A large part of 2016’s manufacturing industry chatter centred around Tata steel, the Indian steel giant with, at that time, a huge presence in the UK, encompassing plants in locations across the UK. Early last year, however, the company was seeking a way out of the European market (and the UK in particular), after reporting a net loss of 32.9 billion rupees for Q1 2016.
That was bad news for the 11,000 employees of Tata’s UK operations, who were thrown into a state of uncertainty by the news that their jobs, largely specialist, were at significant risk. What would follow was a prolonged negotiation between Tata steel, the Government (which offered to take 25% of the business in order to save jobs) and a total of seven bidders.
Those bidders included the commodities trading groups Liberty House and Greybull. The latter firm later agreed to acquire Tata’s Scunthorpe steelworks for a nominal fee of £1, plus all debts that the operation had accrued. However, it was the former group which made the biggest moves, taking large swathes of their business and saving jobs.
Now, almost 10 months since the first Tata news stories broke, Tata Steel have completed the £100m sale of its speciality steels business to Liberty House, safeguarding 1,700 jobs and creating 300 more in the north of England.
The deal will secure the future of sites in Rotherham, Stocksbridge and Brinsworth, as well as other sites in Bolton and Wednesbury. It also includes a pair of distribution centres in China. Liberty House have announced that they intend to invest up to £20m in the new plant and equipment over the next year in order to boost competitiveness in a post-Brexit landscape.
Sanjeev Gupta, the head of Liberty House, said the deal represented “a big vote of confidence in the future of British industry”.

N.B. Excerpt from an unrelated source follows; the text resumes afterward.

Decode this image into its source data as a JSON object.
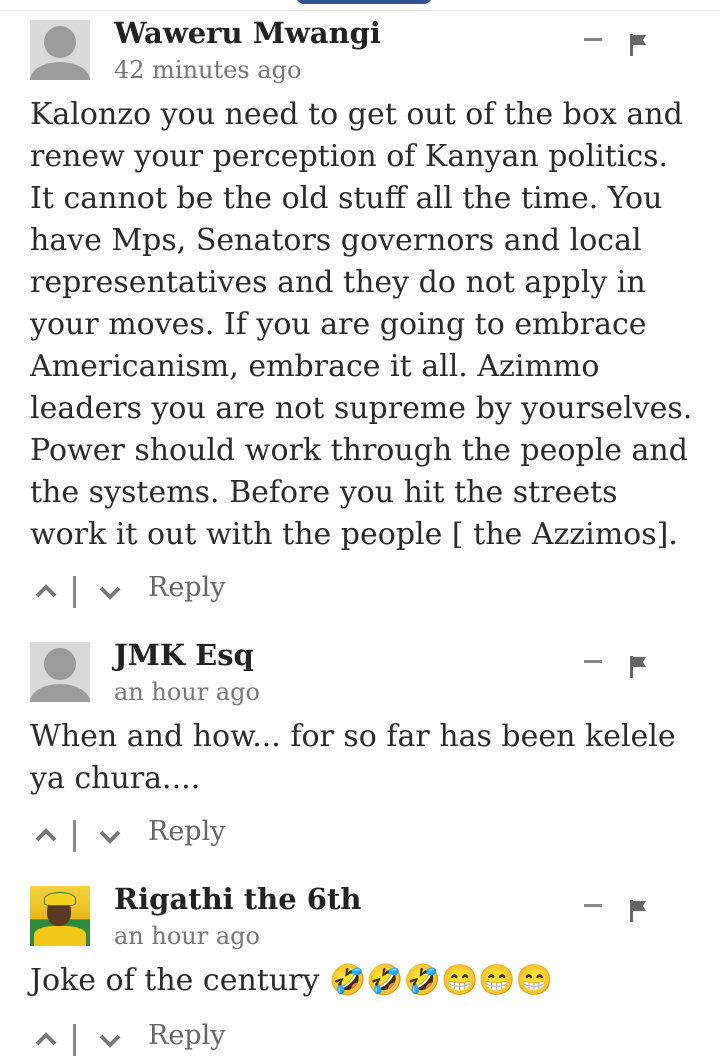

He added: “With the right business model and an innovative approach, the UK steel and engineering sectors can recover and thrive. The government is now pursuing a new post-Brexit industrial strategy and steel must be at the heart of that strategy.
“The speciality steels business is a global leader in its field, with a highly-skilled and well-motivated workforce and we are eager to invest so it can grow and achieve its full potential.”
The extra 300 jobs will primarily take the form of production jobs in the Yorkshire plants, however, Liberty said that it had “bigger plans” across the wider business, too. That’s good news for the wider UK manufacturing, which will benefit from a strong steel industry, with local steel available for the production of stainless steel parts, like our adaptors.
Roy Rickhuss, the general secretary of Community, the steelworkers’ trade union, welcomed the deal, saying: “The completion of the sale will bring some welcome certainty to a workforce that has faced a tough time over recent months and years. It demonstrates that with the right vision there are opportunities for the UK steel industry to grow.”
Tony Brady, the national officer at the union Unite, said the deal brought to an end “months of agonising uncertainty” for workers. “This is a workforce which has done everything asked of them over the last few years to give speciality steelmaking a fighting chance in the UK. Liberty House’s commitments on jobs and new investment are a welcome recognition of the skills of a dedicated workforce.”